In Australia, Riso Venere is hard to find and on the rare occasions you can track it down, it's at an exorbitant price. Luckily I don't have that problem in Italy - I can find it just about everywhere at a very reasonable price. So having the benefit of a kitchen, it's natural that I will indulge in all the things I just can't find or get in Australia.
I've decided to make a risotto but as Riso Venere is a wholegrain you'll need to par-boil it first for about 20 minutes. If you're using the Gallo brand of Venere rice you won't need to do this as that rice is already par-boiled.
150 grams venere rice, par-boiled for 20 minutes
1 small onion, diced finely
red wine, splash
stock, vegetable or chicken
50 grams stracchino, approx.
2 small cotechino
Make the risotto:
Put a good sized knob of butter and a little drizzle of oil in a non-stick pan and place on a medium-low heat - tip in the onion and gently saute until the onion has softened but not coloured. This should take about 10 minutes. Tip in the par-boiled rice and stir it well, making sure it's nice and glossy with the juices of the cooking onion.

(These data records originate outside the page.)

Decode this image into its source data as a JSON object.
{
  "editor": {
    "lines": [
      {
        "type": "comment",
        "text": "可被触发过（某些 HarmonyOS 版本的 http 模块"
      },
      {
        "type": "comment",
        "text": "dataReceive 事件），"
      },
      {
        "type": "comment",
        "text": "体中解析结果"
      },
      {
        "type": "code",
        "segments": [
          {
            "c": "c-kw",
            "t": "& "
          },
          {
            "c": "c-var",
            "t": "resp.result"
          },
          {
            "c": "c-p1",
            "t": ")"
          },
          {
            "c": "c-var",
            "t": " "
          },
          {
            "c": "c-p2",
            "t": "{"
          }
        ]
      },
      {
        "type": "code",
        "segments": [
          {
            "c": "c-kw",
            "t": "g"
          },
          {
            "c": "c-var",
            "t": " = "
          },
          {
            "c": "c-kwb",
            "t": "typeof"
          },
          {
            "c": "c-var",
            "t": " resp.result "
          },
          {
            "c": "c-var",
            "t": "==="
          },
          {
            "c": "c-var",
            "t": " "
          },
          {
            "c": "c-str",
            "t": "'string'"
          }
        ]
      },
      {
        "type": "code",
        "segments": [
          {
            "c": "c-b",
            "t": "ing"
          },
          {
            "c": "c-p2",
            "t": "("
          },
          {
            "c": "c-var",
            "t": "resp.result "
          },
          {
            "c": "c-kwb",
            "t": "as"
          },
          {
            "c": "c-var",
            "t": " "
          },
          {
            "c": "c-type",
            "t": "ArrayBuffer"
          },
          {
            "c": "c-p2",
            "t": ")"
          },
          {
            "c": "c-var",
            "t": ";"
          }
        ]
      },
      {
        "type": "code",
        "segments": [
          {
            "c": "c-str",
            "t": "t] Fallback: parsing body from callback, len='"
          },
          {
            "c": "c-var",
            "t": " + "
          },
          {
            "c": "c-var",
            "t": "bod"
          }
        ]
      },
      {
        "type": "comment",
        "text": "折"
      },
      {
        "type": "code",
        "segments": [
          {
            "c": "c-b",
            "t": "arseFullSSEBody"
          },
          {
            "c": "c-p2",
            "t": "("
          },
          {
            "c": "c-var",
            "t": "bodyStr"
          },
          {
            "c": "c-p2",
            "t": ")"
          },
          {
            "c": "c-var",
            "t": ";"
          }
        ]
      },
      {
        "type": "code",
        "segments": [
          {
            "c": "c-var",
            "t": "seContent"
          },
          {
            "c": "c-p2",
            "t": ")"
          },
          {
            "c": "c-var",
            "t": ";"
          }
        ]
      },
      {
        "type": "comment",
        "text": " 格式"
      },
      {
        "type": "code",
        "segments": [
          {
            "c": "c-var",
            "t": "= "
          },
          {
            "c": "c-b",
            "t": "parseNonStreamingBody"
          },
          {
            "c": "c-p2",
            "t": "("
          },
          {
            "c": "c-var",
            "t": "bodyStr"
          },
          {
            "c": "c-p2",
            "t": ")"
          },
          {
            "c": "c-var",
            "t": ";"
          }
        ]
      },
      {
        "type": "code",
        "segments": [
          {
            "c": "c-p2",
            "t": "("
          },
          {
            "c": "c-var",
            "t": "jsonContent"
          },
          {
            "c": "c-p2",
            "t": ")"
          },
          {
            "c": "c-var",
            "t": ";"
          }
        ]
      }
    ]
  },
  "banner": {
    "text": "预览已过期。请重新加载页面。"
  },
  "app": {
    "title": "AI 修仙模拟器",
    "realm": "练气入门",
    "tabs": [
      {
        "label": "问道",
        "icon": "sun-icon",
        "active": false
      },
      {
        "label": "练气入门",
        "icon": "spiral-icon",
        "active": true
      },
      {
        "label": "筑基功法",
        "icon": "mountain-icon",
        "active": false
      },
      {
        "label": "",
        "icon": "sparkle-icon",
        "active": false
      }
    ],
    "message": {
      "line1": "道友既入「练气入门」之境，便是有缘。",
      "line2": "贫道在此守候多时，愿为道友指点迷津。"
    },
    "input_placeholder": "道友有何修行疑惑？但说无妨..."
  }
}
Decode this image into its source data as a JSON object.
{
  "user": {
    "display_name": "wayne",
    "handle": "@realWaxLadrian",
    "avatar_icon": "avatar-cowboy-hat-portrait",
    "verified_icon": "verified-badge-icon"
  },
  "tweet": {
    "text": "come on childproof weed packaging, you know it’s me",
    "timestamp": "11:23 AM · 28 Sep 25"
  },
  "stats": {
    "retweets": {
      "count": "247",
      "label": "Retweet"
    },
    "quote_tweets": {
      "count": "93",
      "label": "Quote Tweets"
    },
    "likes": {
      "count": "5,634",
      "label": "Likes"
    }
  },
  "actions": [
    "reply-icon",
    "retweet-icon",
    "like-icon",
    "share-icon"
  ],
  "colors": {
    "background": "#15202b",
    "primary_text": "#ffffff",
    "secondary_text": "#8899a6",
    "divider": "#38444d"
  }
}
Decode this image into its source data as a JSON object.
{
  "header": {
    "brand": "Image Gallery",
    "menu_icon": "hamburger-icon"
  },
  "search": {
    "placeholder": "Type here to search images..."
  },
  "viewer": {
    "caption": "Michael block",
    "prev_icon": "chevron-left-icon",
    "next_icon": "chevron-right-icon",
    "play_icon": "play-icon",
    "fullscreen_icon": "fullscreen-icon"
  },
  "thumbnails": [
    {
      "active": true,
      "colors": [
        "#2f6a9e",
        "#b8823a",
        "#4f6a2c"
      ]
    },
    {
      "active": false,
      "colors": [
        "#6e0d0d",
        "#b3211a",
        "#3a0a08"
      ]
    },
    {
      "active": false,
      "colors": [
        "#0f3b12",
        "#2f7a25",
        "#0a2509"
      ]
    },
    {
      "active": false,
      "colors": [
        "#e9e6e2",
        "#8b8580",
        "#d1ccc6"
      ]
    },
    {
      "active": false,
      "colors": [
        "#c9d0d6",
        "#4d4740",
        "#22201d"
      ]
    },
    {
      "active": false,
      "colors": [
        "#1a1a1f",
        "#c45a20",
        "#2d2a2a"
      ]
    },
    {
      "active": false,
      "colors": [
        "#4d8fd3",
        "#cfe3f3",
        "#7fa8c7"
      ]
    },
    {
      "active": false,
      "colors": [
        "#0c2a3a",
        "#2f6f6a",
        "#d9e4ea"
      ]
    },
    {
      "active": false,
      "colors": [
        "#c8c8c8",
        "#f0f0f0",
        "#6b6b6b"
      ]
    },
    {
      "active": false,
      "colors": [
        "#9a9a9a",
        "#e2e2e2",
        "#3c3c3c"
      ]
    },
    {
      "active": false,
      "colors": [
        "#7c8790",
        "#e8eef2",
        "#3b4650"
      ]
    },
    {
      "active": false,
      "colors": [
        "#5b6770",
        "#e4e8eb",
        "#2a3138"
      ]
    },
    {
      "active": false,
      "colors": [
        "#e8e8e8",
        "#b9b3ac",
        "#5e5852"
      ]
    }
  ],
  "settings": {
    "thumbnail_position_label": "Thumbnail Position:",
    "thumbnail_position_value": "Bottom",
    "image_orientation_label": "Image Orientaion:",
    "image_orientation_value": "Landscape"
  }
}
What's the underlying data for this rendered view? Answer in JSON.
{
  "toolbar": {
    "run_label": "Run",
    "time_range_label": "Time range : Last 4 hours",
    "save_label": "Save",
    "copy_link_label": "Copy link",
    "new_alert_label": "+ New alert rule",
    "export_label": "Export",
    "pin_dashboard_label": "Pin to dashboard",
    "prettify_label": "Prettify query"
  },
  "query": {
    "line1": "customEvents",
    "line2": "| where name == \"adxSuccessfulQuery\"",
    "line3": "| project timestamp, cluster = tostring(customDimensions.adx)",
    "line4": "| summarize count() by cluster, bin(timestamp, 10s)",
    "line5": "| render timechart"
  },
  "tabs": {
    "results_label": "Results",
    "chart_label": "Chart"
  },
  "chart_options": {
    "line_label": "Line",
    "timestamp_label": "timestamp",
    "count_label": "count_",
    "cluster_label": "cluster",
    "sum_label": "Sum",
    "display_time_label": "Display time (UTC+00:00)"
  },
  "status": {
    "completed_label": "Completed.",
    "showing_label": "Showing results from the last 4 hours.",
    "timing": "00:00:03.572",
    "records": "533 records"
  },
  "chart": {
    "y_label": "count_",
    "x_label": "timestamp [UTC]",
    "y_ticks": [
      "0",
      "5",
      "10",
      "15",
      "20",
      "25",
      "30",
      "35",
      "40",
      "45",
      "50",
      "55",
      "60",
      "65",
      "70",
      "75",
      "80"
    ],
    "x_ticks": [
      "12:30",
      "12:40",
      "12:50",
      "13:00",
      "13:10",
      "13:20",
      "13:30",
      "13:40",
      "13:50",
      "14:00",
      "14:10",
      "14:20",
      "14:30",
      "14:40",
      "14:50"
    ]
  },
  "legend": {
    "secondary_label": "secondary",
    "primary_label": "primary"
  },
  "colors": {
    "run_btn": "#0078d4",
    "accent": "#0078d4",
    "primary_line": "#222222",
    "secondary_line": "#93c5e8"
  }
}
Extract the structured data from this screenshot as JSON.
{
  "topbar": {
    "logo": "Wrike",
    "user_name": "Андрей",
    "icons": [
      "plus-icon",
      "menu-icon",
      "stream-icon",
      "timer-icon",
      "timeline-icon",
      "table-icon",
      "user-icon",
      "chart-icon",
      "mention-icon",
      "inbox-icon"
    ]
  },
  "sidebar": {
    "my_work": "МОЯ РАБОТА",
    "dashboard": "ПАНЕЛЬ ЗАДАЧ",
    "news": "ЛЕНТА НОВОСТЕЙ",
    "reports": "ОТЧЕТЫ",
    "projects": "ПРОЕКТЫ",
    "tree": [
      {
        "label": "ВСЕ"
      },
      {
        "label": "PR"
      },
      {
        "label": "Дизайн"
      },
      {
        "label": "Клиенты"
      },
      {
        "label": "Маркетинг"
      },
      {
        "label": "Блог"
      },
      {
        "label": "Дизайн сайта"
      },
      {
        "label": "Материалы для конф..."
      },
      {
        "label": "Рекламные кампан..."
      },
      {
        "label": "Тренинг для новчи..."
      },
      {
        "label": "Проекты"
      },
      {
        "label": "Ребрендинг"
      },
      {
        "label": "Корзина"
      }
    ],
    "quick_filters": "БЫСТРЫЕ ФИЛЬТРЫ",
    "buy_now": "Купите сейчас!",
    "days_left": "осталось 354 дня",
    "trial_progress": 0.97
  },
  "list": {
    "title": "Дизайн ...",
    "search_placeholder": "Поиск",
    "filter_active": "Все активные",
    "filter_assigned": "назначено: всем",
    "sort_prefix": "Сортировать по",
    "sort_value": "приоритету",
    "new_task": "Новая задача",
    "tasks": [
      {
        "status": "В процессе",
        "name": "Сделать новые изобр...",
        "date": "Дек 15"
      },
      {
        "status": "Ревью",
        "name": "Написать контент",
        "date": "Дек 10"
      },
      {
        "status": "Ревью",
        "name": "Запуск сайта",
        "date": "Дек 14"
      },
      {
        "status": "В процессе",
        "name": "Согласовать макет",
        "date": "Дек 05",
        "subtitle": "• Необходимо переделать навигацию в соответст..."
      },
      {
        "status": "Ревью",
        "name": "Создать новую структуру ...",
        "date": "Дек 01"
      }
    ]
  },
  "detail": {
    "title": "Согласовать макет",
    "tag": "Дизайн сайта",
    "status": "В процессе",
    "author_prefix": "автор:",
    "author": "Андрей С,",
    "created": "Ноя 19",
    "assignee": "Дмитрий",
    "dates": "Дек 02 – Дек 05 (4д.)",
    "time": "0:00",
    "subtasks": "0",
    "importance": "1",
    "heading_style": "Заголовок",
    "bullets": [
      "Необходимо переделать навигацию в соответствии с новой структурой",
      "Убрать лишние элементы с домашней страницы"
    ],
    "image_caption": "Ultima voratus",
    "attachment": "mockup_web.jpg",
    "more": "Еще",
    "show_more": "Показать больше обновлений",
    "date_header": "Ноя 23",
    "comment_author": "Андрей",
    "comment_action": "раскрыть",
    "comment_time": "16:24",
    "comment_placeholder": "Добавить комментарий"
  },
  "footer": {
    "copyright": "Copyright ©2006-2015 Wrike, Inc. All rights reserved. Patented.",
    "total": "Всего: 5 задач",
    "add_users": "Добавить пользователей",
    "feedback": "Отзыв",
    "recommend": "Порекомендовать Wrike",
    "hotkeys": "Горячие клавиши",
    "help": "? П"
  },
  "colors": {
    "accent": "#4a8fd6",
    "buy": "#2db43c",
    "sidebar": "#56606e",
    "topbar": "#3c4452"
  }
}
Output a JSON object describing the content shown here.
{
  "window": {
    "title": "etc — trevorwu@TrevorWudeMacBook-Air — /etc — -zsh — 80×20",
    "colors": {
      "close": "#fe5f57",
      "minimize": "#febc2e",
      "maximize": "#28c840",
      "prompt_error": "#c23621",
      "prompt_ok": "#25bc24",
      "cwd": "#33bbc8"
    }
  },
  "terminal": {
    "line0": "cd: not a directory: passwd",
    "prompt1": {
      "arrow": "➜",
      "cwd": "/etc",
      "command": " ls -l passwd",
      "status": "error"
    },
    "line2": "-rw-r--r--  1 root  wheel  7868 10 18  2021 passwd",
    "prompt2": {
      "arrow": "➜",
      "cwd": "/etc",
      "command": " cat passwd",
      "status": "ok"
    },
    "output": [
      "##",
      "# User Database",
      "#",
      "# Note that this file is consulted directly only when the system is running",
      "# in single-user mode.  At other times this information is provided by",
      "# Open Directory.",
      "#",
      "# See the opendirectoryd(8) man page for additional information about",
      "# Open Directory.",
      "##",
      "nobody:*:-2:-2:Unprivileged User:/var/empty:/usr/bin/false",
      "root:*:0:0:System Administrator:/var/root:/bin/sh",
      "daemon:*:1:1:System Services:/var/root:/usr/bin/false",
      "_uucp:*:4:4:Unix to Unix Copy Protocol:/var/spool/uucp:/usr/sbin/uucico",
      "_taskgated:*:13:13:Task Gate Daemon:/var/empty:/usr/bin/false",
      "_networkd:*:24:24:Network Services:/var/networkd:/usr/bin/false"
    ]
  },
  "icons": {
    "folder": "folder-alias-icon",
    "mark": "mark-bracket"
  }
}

Stir for a few minutes and then deglaze the pan with a splash of red wine - the wine should pretty much evaporate immediately - follow this up with a ladleful of simmering stock. Keep stirring until the liquid has been absorbed. Add in another ladleful of stock and repeat the process until the rice is soft.
At this stage you would normally add a mix of butter and parmesan to give the risotto that lovely glossy, creamy look but as I'm serving this with the rather rich cotechino, I've used stracchino.
Stracchino is a soft cows milk cheese that while creamy has a lovely acidic edge - and it's this acidic quality that will work well with the cotechino.
Remove from the heat and vigorously stir in the stracchino.
Spoon the risotto out onto a plate and top with the prepared cotechino.
Prepare the cotechino:
Usually cotechino is quite a large sausage but in Italy I spotted these cute mini versions at my local butcher.
These need to lightly pricked - use a skewer to make a couple of holes. Pop them in a saucepan and cover them generously with water - bring it to a boil and then simmer for about 45 minutes.
Slice them lengthways in half and then sear in a non-stick pan until lightly browned.